(1 Cor. 16:2) Do we have to meet on Sunday for church?

CLAIM: Paul writes, “On the first day of every week [Sunday] each one of you is to put aside and save, as he may prosper, so that no collections be made when I come” (1 Cor. 16:2). Does this mean that Christians are mandated to meet on Sunday morning for church? Is it biblically permissible to meet on another day of the week?

RESPONSE: The NT does not command us to meet on Sundays or any other day of the week. While there are some examples of Christians meeting on Sundays in the early church, these are descriptions –not prescriptions. That is, while we have examples of Sunday meetings, we do not have imperatives or commands for this anywhere in the NT. Moreover, we even have examples of Bible studies occurring on Saturdays, during the Jewish Sabbath (Acts 13:13-14; 16:13; 17:2). We do find an example of Paul breaking bread and teaching on a Sunday in Troas (Acts 20:7), but this was actually a nighttime meeting (“He prolonged his message until midnight.”). This wouldn’t fit with the traditional paradigm (meeting until midnight?). Therefore, these NT examples should not be binding to us. In fact, other NT examples demonstrate that we should meet “daily” (Acts 2:46 NIV).

In addition, the NT explicitly teaches that no days are specifically holy. Paul writes, “One person regards one day above another, another regards every day alike. Each person must be fully convinced in his own mind” (Rom. 14:5). In other words, these are negotiable issues –not morally objective ones. Elsewhere, Paul explicitly writes, “Therefore no one is to act as your judge in regard to… a Sabbath day” (Col. 2:16). Paul even admonishes the legalism of the Galatians, because they were observing “days and months and seasons and years” (Gal. 4:10). Jesus himself taught that he was “Lord even of the Sabbath” (Mk. 2:28; c.f. Lk. 6:5).
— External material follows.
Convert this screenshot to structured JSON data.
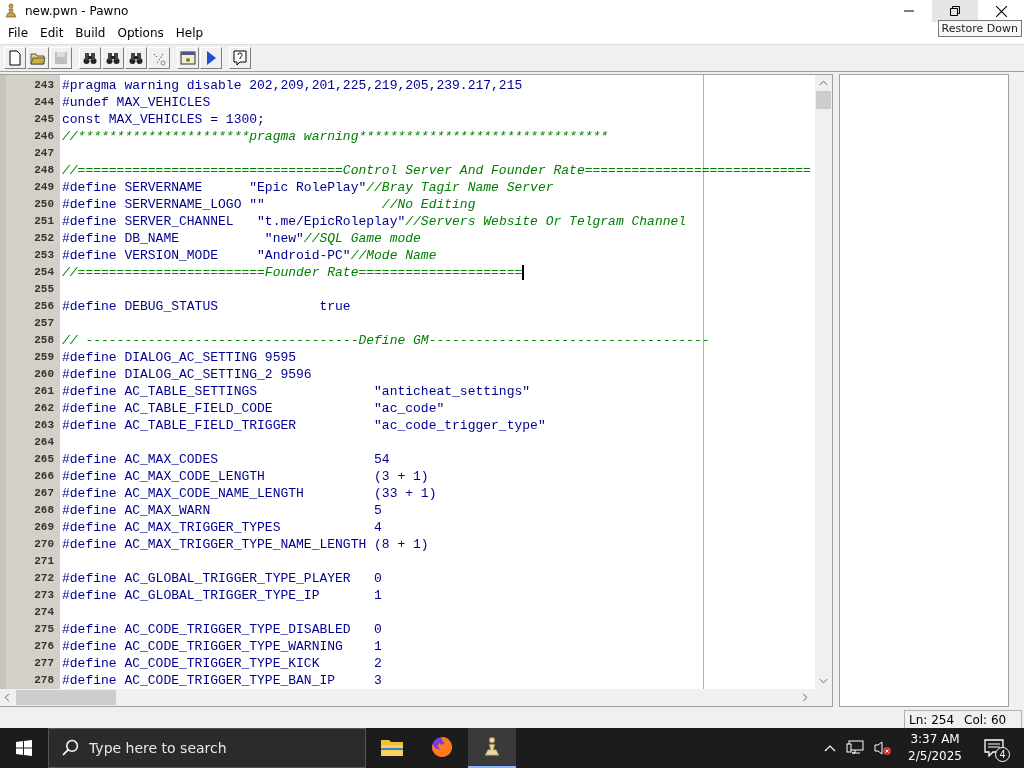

1 Corinthians 16:2 does explicitly speak about “the first day of every week,” but this is not referring to a church service. When we consider the context, Paul’s primary purpose was financial giving –not church meetings. Even if this was a church service, this is not at the heart of Paul’s command. Instead, he is commanding them to set aside their money; he is not telling them when to meet together. This would be twisting the spirit of this passage.